» WORK INSTRUCTION
The answer should be an exact copy of the data.

» RECORDS FOR PROCESSING

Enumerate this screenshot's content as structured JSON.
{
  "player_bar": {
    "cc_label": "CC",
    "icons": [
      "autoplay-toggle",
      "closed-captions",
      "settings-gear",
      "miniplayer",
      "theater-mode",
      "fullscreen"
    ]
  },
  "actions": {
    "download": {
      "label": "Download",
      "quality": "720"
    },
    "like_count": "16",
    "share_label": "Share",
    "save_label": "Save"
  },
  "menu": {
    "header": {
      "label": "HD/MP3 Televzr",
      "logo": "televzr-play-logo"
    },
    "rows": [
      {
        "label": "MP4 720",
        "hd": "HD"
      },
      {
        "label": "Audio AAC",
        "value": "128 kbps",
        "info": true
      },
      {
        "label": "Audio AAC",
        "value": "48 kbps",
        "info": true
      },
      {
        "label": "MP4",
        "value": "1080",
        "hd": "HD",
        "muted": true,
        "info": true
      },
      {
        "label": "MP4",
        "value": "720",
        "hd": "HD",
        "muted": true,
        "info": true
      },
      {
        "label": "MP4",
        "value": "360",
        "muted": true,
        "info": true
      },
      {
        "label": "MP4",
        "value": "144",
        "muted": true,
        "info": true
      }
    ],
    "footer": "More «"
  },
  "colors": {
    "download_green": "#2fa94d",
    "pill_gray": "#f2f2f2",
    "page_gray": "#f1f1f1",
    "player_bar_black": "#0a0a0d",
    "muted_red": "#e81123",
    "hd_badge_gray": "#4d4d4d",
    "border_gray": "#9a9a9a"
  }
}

» SOLUTION BELOW
Enumerate this screenshot's content as structured JSON.
{
  "player_bar": {
    "cc_label": "CC",
    "icons": [
      "autoplay-toggle",
      "closed-captions",
      "settings-gear",
      "miniplayer",
      "theater-mode",
      "fullscreen"
    ]
  },
  "actions": {
    "download": {
      "label": "Download",
      "quality": "720"
    },
    "like_count": "16",
    "share_label": "Share",
    "save_label": "Save"
  },
  "menu": {
    "header": {
      "label": "HD/MP3 Televzr",
      "logo": "televzr-play-logo"
    },
    "rows": [
      {
        "label": "MP4 720",
        "hd": "HD"
      },
      {
        "label": "Audio AAC",
        "value": "128 kbps",
        "info": true
      },
      {
        "label": "Audio AAC",
        "value": "48 kbps",
        "info": true
      },
      {
        "label": "MP4",
        "value": "1080",
        "hd": "HD",
        "muted": true,
        "info": true
      },
      {
        "label": "MP4",
        "value": "720",
        "hd": "HD",
        "muted": true,
        "info": true
      },
      {
        "label": "MP4",
        "value": "360",
        "muted": true,
        "info": true
      },
      {
        "label": "MP4",
        "value": "144",
        "muted": true,
        "info": true
      }
    ],
    "footer": "More «"
  },
  "colors": {
    "download_green": "#2fa94d",
    "pill_gray": "#f2f2f2",
    "page_gray": "#f1f1f1",
    "player_bar_black": "#0a0a0d",
    "muted_red": "#e81123",
    "hd_badge_gray": "#4d4d4d",
    "border_gray": "#9a9a9a"
  }
}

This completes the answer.